In our recent EPLI client webinar, two employment law leaders – Jack McCalmon from the McCalmon Group and Justin Theriault from Jackson Lewis – emphasized the importance of calling employer helplines and accessing loss prevention websites before a claim arises. They also provided broad insights, outlined below, on how the pandemic is changing the workplace and employer risk.
Shifting Work Expectations
A study by the Harvard Business School found 81% of employees do not want to return to the office full time, and another study indicated 50% of those surveyed would rather quit than return to a physical place of business.1 Salesforce has messaged to employees that it doesn’t matter where or when they work. Even Ford Motor Company has announced that 30,000 employees will continue to work from home. Increasingly, companies are abandoning a physical presence, which frees up more funding for investing in new hires. Not having a physical workspace may prove especially beneficial to small businesses.
“Work Anywhere, Anytime” culture could result in increased employment claims related to work location. Based on a Stanford University study of working parents with young children, 50% more women than men will choose to work from home full-time. Companies need to ensure those who work from home are equally considered for promotions, or risk potential discrimination claims.
For those who return to an office, hygiene is of paramount importance. Changes will need to be made to the workplace and how we work to ensure employee (as well as customer) safety. Consider this recent example: An executive in California came to a meeting though he had COVID‑19. When another employee who had attended the meeting contracted the virus, he complained to HR, only to be told he was no longer a good cultural fit, and then fired. This opened the door for a whistleblower suit, including a claim of retaliation. We expect a continuing increase in whistleblower and retaliation claims, the latter being the number one charge made to the EEOC before COVID‑19.
The main drivers of litigation will be focused on return-to-work accommodations and ADA violations. Companies may find these difficult to defend if employees are already working from home as it will be difficult to prove undue hardship. On the positive side, hostile work environment claims have decreased significantly. These claims are difficult to prove when you are working at your own home.

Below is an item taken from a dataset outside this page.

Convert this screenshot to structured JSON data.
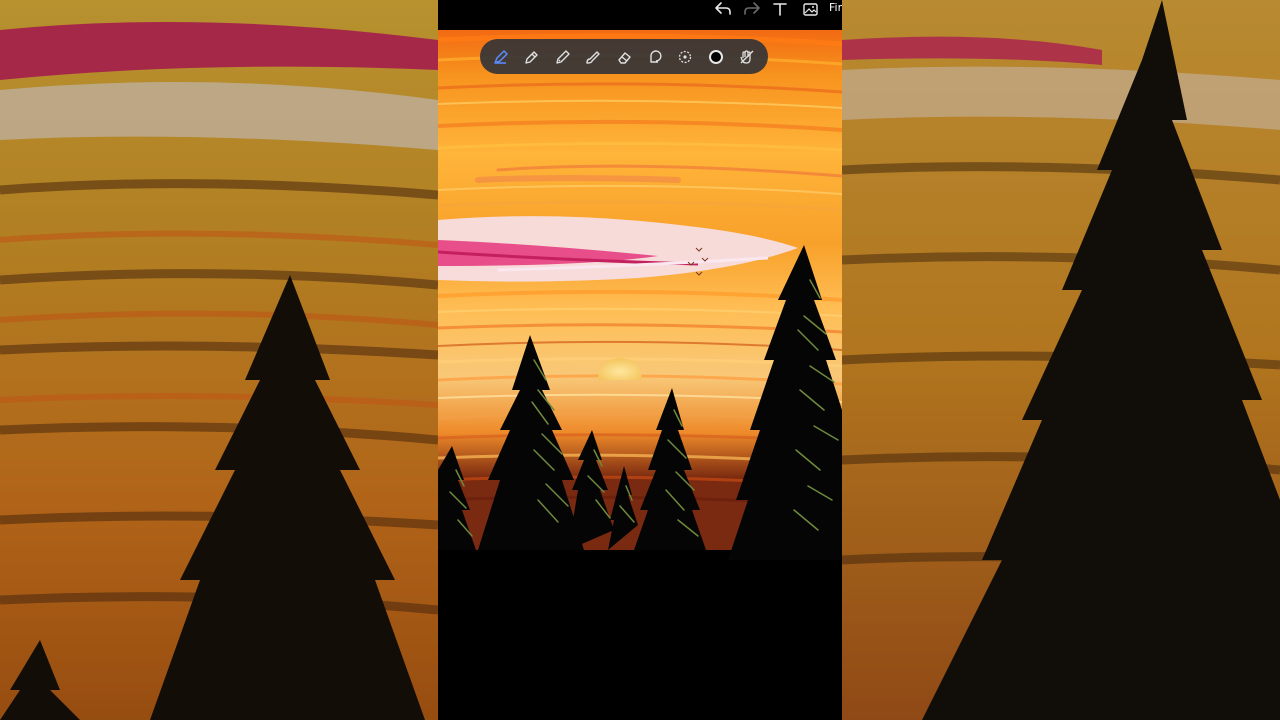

What’s Next for Employers?
We have not yet reached the apex of employment litigation spawned by COVID‑19. Employers can expect to see an increase in the frequency of claims. Retaliation claims involving return-to-work and whistleblowers will be the big ones. Social movements may contribute to larger awards and punitive damages in some cases. It is yet to be seen whether social inflation will have an impact on Employment Practice Litigation as it has had on Auto liability and Umbrella.
There is still quite a bit of uncertainty regarding how quickly the economy will recover from COVID‑19 and how that will affect claim frequency. Usually a bad economy is linked to more employment litigation, but we just do not know if improving economic conditions will lead to a drop in claims. Right now, that seems unlikely.
Successful employers – those who avoid claims or achieve favorable results when claims arise – will be associated with strong, updated employment policies and procedures. Risk management does lead to better outcomes in all economic conditions. Employer helplines and frequent employee training will go a long way toward reducing losses. These services and educational sessions typically come with an EPLI policy – a good reason to encourage insureds to adopt these options soon.
Hold on tight. We are likely in for a bumpy ride when it comes to employment claims even after the pandemic has ended.
- Harvard Business School blog, https://online.hbs.edu/blog/post/future-of-work-from-home